- Bio-bibliography for Harold Pinter: The Nobel Prize in Literature 2005 by the Swedish Academy. Online posting. Nobel Foundation and Swedish Academy Official Websites.
- Harold Pinter HaroldPinter.org: Official website of Harold Pinter. Home page.
- Harold Pinter at the Internet Broadway Database.
- Harold Pinter at the Internet Movie Database.
- "Harold Pinter." Online posting. The Artists Network of Refuse & Resist! 12 Dec. 2005. 4 July 2006. (17 pages.) A selection of writings by and commentary about Pinter.
- "Harold Pinter." Online posting. Contemporary Writers. Biography and critical account provided by Michael Billington for British Council: Arts.

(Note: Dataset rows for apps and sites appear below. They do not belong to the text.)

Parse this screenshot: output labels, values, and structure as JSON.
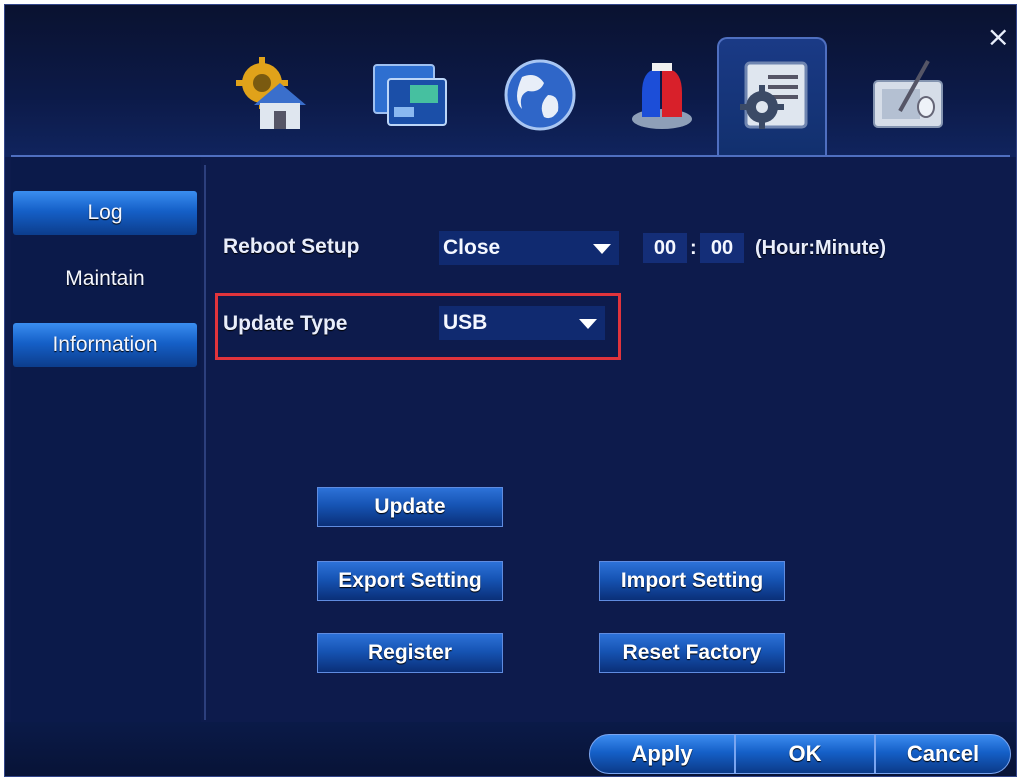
{
  "window": {
    "close_glyph": "×"
  },
  "tabs": [
    {
      "icon": "home-settings-icon"
    },
    {
      "icon": "display-icon"
    },
    {
      "icon": "network-globe-icon"
    },
    {
      "icon": "alarm-siren-icon"
    },
    {
      "icon": "system-settings-icon",
      "active": true
    },
    {
      "icon": "drawing-tablet-icon"
    }
  ],
  "sidebar": {
    "items": [
      {
        "label": "Log"
      },
      {
        "label": "Maintain"
      },
      {
        "label": "Information"
      }
    ]
  },
  "form": {
    "reboot_label": "Reboot Setup",
    "reboot_value": "Close",
    "hour": "00",
    "time_sep": ":",
    "minute": "00",
    "time_hint": "(Hour:Minute)",
    "update_type_label": "Update Type",
    "update_type_value": "USB"
  },
  "actions": {
    "update": "Update",
    "export": "Export Setting",
    "import": "Import Setting",
    "register": "Register",
    "reset": "Reset Factory"
  },
  "footer": {
    "apply": "Apply",
    "ok": "OK",
    "cancel": "Cancel"
  },
  "colors": {
    "background": "#0d1b4c",
    "accent": "#1560c8",
    "highlight": "#e0343c"
  }
}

- "Harold Pinter." Online posting. Literary Encyclopedia. Biography and critical account.
- "Harold Pinter (b. 1930)." Online posting. The Poetry Archive. Biography, critical account, and streaming audio of a special recording of Pinter reading four of his poems: "Cancer Cells," "It is Here," "Later," and "Episode"; recorded 16 Dec. 2002, The Audio Workshop, London; prod. Richard Carrington.
- "Harold Pinter (1930- )." Online posting. Books and Writers. Biography and critical account. (Featured on Authors' Calendar 2005-2006). 1 July 2006.
- The Harold Pinter Society. Allied organization of the Modern Language Association.
- "Listmania: Harold Pinter: Winner of the 2005 Nobel Prize for Literature."
- Nobel Prize in Literature Medal
|The Plays of Harold Pinter
|Plays : Ashes to Ashes, The Basement, Betrayal, The Birthday Party, The Caretaker, Celebration, The Collection, The Dumb Waiter, The Dwarfs, Family Voices, The Homecoming, The Hothouse, A Kind of Alaska, Landscape, The Lover, Moonlight, Monologue, Mountain Language, A Night Out, Night School, No Man's Land, Old Times, One For the Road, Party Time, Remembrance of Things Past (with Di Trevis), The Room, Silence, A Slight Ache, Tea Party, Victoria Station, Voices (with James Clarke)
Sketches : Apart from That, Applicant, The Black and White, Dialogue for Three, Interview, Last to Go, The New World Order, Night, Precisely, Press Conference, Request Stop, Special Offer, That's All, That's Your Trouble, Trouble in the Works
Nobel Prize in Literature: Laureates (2001- )
2001: Naipaul | 2002: Kertész | 2003: Coetzee | 2004: Jelinek | 2005: Pinter
Complete List | Laureates (1901-1925) | Laureates (1926-1950) | Laureates (1951-1975) | Laureates (1976-2000)